With Hay becoming the world's secondhand book capital, a festival of literature and culture was established in 1988, growing in stature each year to take in all aspects of the creative arts. Today the Hay Festival is a major attraction in its own right, famously endorsed by former US president Bill Clinton, a high-profile guest in 2001, as 'the Woodstock of the mind'.

But Hay is not all about book browsing and celebrity spotting – it also makes an excellent base for active pursuits, with the Black Mountains, River Wye and Offa's Dyke Path all within easy access of the town's superb facilities.

The small town centre is made up of narrow sloping lanes, peppered by interesting shops and peopled by the differing types that such individuality and so many books tend to attract. Even outside of festival time, it has a vaguely alternative ambience.

Hay has had a tempestuous history, due to its borderlands position. In fact, at the time of the Norman Conquest it was administered separately as English Hay (the town proper) and Welsh Hay (the countryside to the south and west).

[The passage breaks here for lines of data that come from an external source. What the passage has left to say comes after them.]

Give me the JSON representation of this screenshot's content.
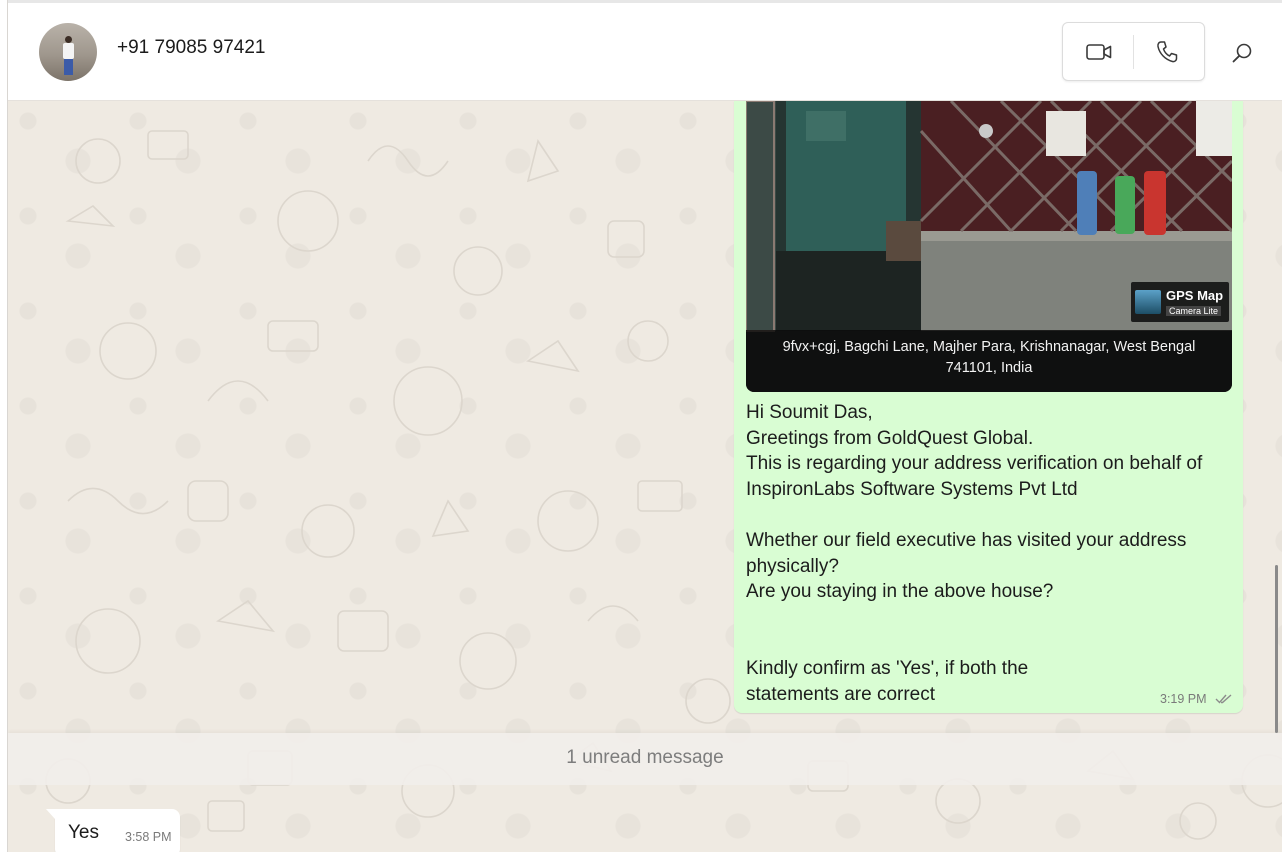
{
  "header": {
    "contact_name": "+91 79085 97421",
    "icons": {
      "video": "video-camera-icon",
      "call": "phone-icon",
      "search": "search-icon"
    }
  },
  "messages": {
    "outgoing": {
      "photo_caption": "9fvx+cgj, Bagchi Lane, Majher Para, Krishnanagar, West Bengal\n741101, India",
      "watermark_title": "GPS Map",
      "watermark_sub": "Camera Lite",
      "text": "Hi Soumit Das,\nGreetings from GoldQuest Global.\nThis is regarding your address verification on behalf of\nInspironLabs Software Systems Pvt Ltd\n\nWhether our field executive has visited your address\nphysically?\nAre you staying in the above house?\n\n\nKindly confirm as 'Yes', if both the\nstatements are correct",
      "time": "3:19 PM",
      "status_icon": "double-check-icon"
    },
    "unread_banner": "1 unread message",
    "incoming": {
      "text": "Yes",
      "time": "3:58 PM"
    }
  },
  "colors": {
    "outgoing_bubble": "#d9fdd3",
    "incoming_bubble": "#ffffff",
    "chat_background": "#efeae2"
  }
}
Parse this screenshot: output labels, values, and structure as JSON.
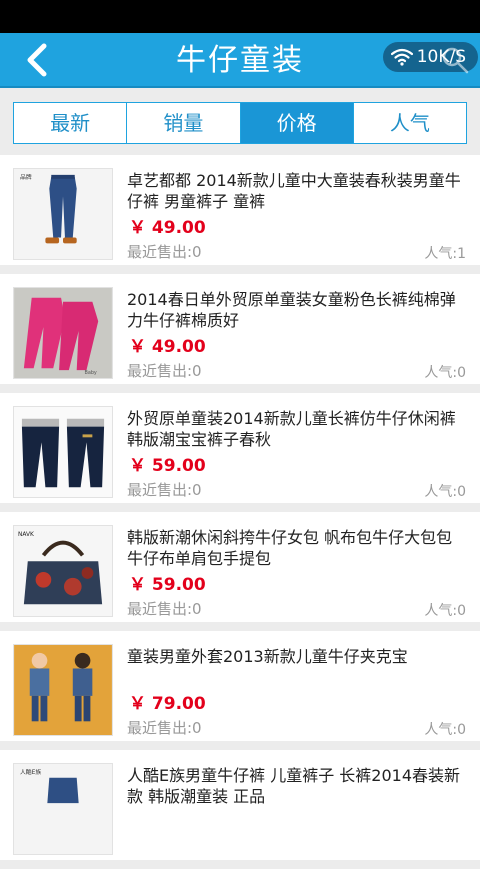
{
  "header": {
    "title": "牛仔童装",
    "back_icon": "chevron-left-icon",
    "network_speed": "10K/S",
    "search_icon": "search-icon"
  },
  "tabs": [
    {
      "label": "最新",
      "active": false
    },
    {
      "label": "销量",
      "active": false
    },
    {
      "label": "价格",
      "active": true
    },
    {
      "label": "人气",
      "active": false
    }
  ],
  "products": [
    {
      "title": "卓艺都都 2014新款儿童中大童装春秋装男童牛仔裤 男童裤子 童裤",
      "price": "￥ 49.00",
      "sold": "最近售出:0",
      "popularity": "人气:1"
    },
    {
      "title": "2014春日单外贸原单童装女童粉色长裤纯棉弹力牛仔裤棉质好",
      "price": "￥ 49.00",
      "sold": "最近售出:0",
      "popularity": "人气:0"
    },
    {
      "title": "外贸原单童装2014新款儿童长裤仿牛仔休闲裤韩版潮宝宝裤子春秋",
      "price": "￥ 59.00",
      "sold": "最近售出:0",
      "popularity": "人气:0"
    },
    {
      "title": "韩版新潮休闲斜挎牛仔女包 帆布包牛仔大包包 牛仔布单肩包手提包",
      "price": "￥ 59.00",
      "sold": "最近售出:0",
      "popularity": "人气:0"
    },
    {
      "title": "童装男童外套2013新款儿童牛仔夹克宝",
      "price": "￥ 79.00",
      "sold": "最近售出:0",
      "popularity": "人气:0"
    },
    {
      "title": "人酷E族男童牛仔裤 儿童裤子 长裤2014春装新款 韩版潮童装 正品",
      "price": "",
      "sold": "",
      "popularity": ""
    }
  ],
  "colors": {
    "header": "#1fa3df",
    "tab_active": "#1a96d6",
    "price": "#e3001b"
  }
}
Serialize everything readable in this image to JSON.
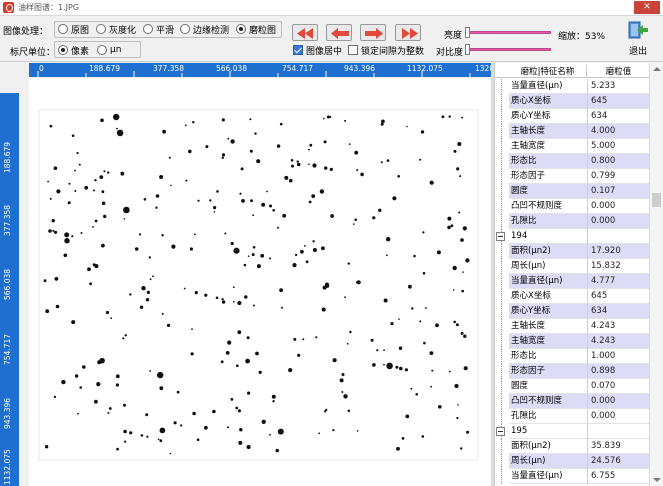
{
  "window": {
    "title": "油样图谱：1.JPG",
    "close_label": "✕"
  },
  "toolbar": {
    "image_process_label": "图像处理：",
    "process_options": [
      {
        "label": "原图",
        "selected": false
      },
      {
        "label": "灰度化",
        "selected": false
      },
      {
        "label": "平滑",
        "selected": false
      },
      {
        "label": "边缘检测",
        "selected": false
      },
      {
        "label": "磨粒图",
        "selected": true
      }
    ],
    "unit_label": "标尺单位：",
    "unit_options": [
      {
        "label": "像素",
        "selected": true
      },
      {
        "label": "μn",
        "selected": false
      }
    ],
    "center_image": {
      "label": "图像居中",
      "checked": true
    },
    "lock_interval": {
      "label": "锁定间隙为整数",
      "checked": false
    },
    "brightness_label": "亮度",
    "contrast_label": "对比度",
    "zoom_label": "缩放：53%",
    "exit_label": "退出",
    "brightness_level": 0.0,
    "contrast_level": 0.0,
    "accent_color": "#1e6fd0"
  },
  "ruler": {
    "h_labels": [
      "0",
      "188.679",
      "377.358",
      "566.038",
      "754.717",
      "943.396",
      "1132.075",
      "1320"
    ],
    "v_labels": [
      "188.679",
      "377.358",
      "566.038",
      "754.717",
      "943.396",
      "1132.075"
    ]
  },
  "panel": {
    "col_name": "磨粒|特征名称",
    "col_value": "磨粒值",
    "rows": [
      {
        "name": "当量直径(μn)",
        "value": "5.233",
        "alt": false,
        "group": false
      },
      {
        "name": "质心X坐标",
        "value": "645",
        "alt": true,
        "group": false
      },
      {
        "name": "质心Y坐标",
        "value": "634",
        "alt": false,
        "group": false
      },
      {
        "name": "主轴长度",
        "value": "4.000",
        "alt": true,
        "group": false
      },
      {
        "name": "主轴宽度",
        "value": "5.000",
        "alt": false,
        "group": false
      },
      {
        "name": "形态比",
        "value": "0.800",
        "alt": true,
        "group": false
      },
      {
        "name": "形态因子",
        "value": "0.799",
        "alt": false,
        "group": false
      },
      {
        "name": "圆度",
        "value": "0.107",
        "alt": true,
        "group": false
      },
      {
        "name": "凸凹不规则度",
        "value": "0.000",
        "alt": false,
        "group": false
      },
      {
        "name": "孔隙比",
        "value": "0.000",
        "alt": true,
        "group": false
      },
      {
        "name": "194",
        "value": "",
        "alt": false,
        "group": true
      },
      {
        "name": "面积(μn2)",
        "value": "17.920",
        "alt": true,
        "group": false
      },
      {
        "name": "周长(μn)",
        "value": "15.832",
        "alt": false,
        "group": false
      },
      {
        "name": "当量直径(μn)",
        "value": "4.777",
        "alt": true,
        "group": false
      },
      {
        "name": "质心X坐标",
        "value": "645",
        "alt": false,
        "group": false
      },
      {
        "name": "质心Y坐标",
        "value": "634",
        "alt": true,
        "group": false
      },
      {
        "name": "主轴长度",
        "value": "4.243",
        "alt": false,
        "group": false
      },
      {
        "name": "主轴宽度",
        "value": "4.243",
        "alt": true,
        "group": false
      },
      {
        "name": "形态比",
        "value": "1.000",
        "alt": false,
        "group": false
      },
      {
        "name": "形态因子",
        "value": "0.898",
        "alt": true,
        "group": false
      },
      {
        "name": "圆度",
        "value": "0.070",
        "alt": false,
        "group": false
      },
      {
        "name": "凸凹不规则度",
        "value": "0.000",
        "alt": true,
        "group": false
      },
      {
        "name": "孔隙比",
        "value": "0.000",
        "alt": false,
        "group": false
      },
      {
        "name": "195",
        "value": "",
        "alt": false,
        "group": true
      },
      {
        "name": "面积(μn2)",
        "value": "35.839",
        "alt": false,
        "group": false
      },
      {
        "name": "周长(μn)",
        "value": "24.576",
        "alt": true,
        "group": false
      },
      {
        "name": "当量直径(μn)",
        "value": "6.755",
        "alt": false,
        "group": false
      }
    ]
  }
}
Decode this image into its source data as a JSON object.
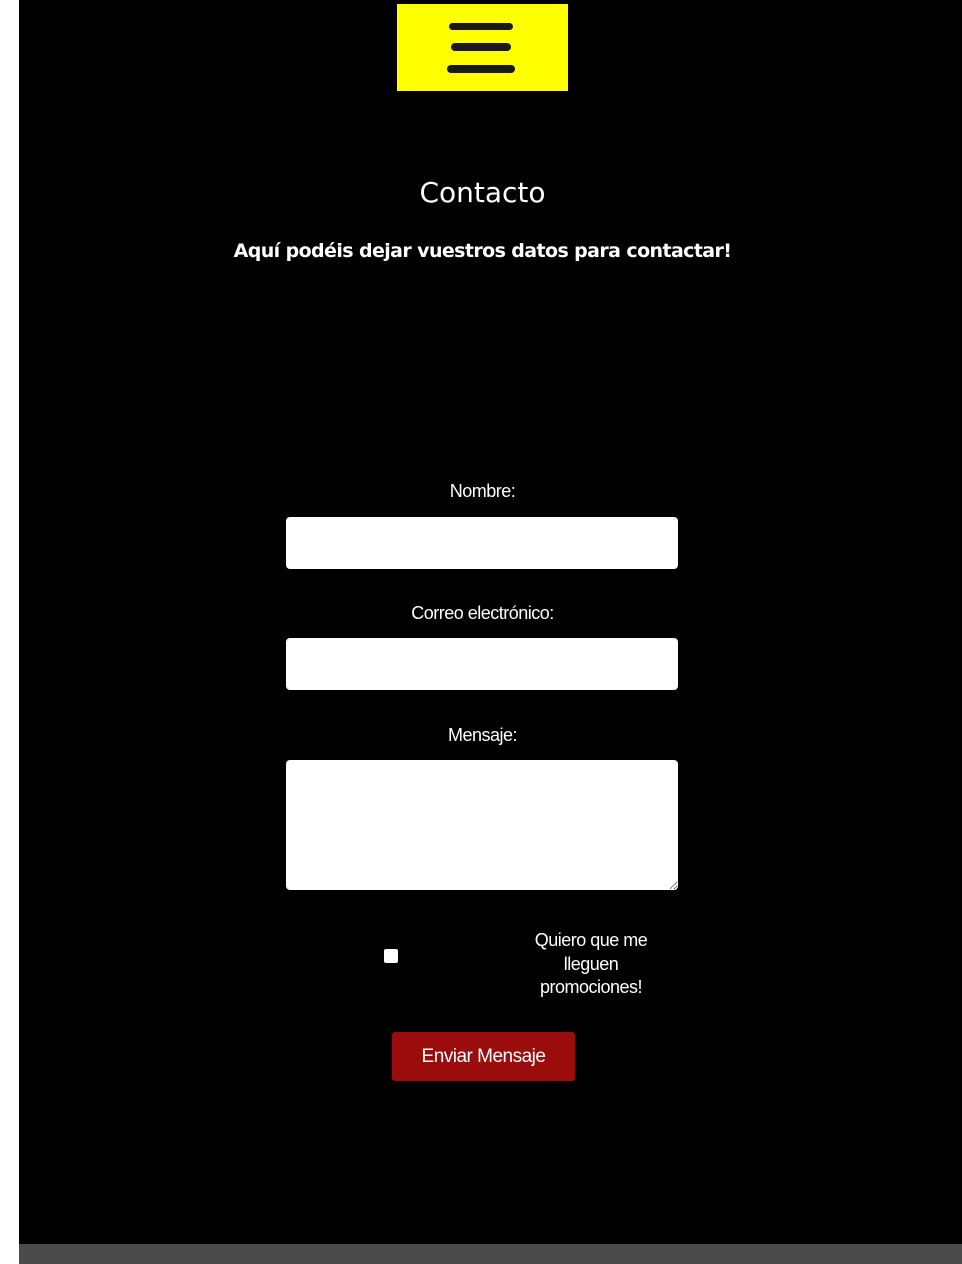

Around 1200 William de Braose II, one of the Norman barons (marcher lords), built a castle here on the site of an earlier one (Richard Booth became king of this castle, buying the dilapidated remains in 1961). For the next three-and-a-half centuries Hay changed hands many times. Following the Tudor Acts of Union it settled down as a market town, and by the 18th century it had become a centre of the flannel trade.